Three starting points:
1. HR1 /S1: For the People Act of 2019
“. . . in 2019, the House of Representatives passed HR 1, the For the People Act of 2019.
This historic legislation contains key reforms to revitalize American democracy—including automatic voter registration, small donor public financing, redistricting reform, and a commitment to restore the Voting Rights Act. It would make voting easier and more accessible, lower barriers to running for office, and empower voters to choose their representatives, rather than let representatives choose their voters. H.R. 1 would be the most sweeping reform in a half century . . .”
—The Brennan Center
2. John Lewis Voting Rights Advancement Act
The John Lewis Voting Rights Advancement Act responds to current conditions in voting today by restoring the full protections of the original, bipartisan Voting Rights Act of 1965, which was last reauthorized by Congress in 2006, but gutted by the Supreme Court in 2013.
• Following the Shelby County decision seven years ago, several states passed sweeping voter suppression laws that disproportionately prevent minorities, the elderly, and the youth from voting.
• The bill provides the tools to address these discriminatory practices and seeks to protect all Americans’ right to vote.
The John Lewis Voting Rights Advancement Act establishes a targeted process for reviewing voting changes in jurisdictions nationwide, focused on measures that have historically been used to discriminate against voters.
Partial synopsis from Senator Leahy’s office
3. HR 51: Washington Admission Act
This bill provides admission into the United States of the state of Washington, Douglass Commonwealth, composed of most of the territory of the District of Columbia.
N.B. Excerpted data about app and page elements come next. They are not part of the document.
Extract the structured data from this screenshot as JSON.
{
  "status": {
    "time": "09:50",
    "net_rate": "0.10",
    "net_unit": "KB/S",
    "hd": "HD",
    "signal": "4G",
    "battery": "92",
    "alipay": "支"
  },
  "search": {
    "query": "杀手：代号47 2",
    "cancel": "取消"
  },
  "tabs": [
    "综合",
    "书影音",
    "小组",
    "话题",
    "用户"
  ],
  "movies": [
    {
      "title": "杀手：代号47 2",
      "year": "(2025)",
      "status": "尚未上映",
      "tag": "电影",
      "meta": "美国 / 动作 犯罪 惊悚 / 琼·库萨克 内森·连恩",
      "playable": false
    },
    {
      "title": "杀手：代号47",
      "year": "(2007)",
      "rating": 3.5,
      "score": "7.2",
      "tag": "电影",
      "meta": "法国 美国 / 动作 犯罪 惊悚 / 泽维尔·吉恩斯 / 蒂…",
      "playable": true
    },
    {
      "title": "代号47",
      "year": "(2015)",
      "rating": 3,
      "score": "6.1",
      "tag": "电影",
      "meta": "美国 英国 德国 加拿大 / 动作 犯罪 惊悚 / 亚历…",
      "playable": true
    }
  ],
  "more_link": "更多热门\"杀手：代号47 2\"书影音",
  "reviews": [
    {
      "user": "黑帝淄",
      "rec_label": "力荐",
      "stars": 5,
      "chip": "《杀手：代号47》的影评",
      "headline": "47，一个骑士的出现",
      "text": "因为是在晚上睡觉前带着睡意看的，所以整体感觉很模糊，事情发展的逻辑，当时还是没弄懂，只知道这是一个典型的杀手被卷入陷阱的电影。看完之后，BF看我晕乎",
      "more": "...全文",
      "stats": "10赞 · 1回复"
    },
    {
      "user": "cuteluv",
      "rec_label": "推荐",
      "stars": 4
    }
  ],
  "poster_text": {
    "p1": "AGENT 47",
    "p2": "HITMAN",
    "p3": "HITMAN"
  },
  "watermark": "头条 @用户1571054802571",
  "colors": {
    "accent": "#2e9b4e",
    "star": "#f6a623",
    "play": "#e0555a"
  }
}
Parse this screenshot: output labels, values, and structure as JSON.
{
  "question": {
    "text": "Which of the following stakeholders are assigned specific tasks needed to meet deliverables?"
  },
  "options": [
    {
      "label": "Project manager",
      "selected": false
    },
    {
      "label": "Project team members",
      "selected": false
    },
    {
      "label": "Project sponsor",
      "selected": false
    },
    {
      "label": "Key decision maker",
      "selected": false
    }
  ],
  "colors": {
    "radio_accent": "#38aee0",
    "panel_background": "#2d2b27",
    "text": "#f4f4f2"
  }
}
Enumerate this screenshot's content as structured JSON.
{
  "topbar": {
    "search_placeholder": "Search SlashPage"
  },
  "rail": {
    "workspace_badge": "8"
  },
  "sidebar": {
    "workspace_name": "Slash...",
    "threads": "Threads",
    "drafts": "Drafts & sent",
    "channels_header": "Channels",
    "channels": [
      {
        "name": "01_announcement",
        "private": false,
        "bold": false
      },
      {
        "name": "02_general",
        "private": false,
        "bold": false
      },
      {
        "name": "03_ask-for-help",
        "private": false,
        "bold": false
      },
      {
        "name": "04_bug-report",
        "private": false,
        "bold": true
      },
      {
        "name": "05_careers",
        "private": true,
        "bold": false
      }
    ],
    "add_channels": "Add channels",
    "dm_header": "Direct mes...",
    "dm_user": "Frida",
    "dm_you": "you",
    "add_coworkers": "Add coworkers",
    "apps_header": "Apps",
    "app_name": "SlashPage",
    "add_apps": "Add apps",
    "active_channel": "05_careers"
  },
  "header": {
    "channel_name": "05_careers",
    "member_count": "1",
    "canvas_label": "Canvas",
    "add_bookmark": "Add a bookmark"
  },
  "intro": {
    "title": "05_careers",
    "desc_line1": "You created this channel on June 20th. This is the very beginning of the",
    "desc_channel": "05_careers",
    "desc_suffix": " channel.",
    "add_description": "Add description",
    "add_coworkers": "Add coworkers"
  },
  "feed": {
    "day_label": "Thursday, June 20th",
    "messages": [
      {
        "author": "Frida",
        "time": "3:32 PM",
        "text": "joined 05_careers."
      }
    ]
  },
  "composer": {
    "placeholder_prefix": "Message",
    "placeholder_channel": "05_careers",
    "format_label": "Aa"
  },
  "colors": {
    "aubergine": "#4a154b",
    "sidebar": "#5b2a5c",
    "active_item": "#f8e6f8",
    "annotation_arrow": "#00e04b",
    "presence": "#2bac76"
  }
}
The commonwealth shall be admitted to the Union on an equal footing with the other states.
This legislation needs a companion bill introduced in the senate.
DC residents fulfill all the obligations of US citizenship and yet are denied representation.
DC residents pay the highest per-capita federal income taxes in the US,
DC has 712,000 residents, more than Vermont and Wyoming and comparable with other states including Delaware, Alaska, and several others.
DC residents have fought and died in every war, yet those armed service members are denied the freedoms they have fought to protect.
DC elects a non-voting Delegate to the US House of Representatives who can draft legislation but cannot vote. The current Delegate for DC is Congresswoman Eleanor Holmes Norton.
Statehood is the only remedy that provides full representation in Congress for the residents of Washington, DC.
What You Can Do:
Write separate emails (or make phone calls) for each issue, urging your elected representatives to prioritize introduction of the bill, become a cosponsor of the bill, and support the passage of it.
—Lesley Frost, Advocacy Chair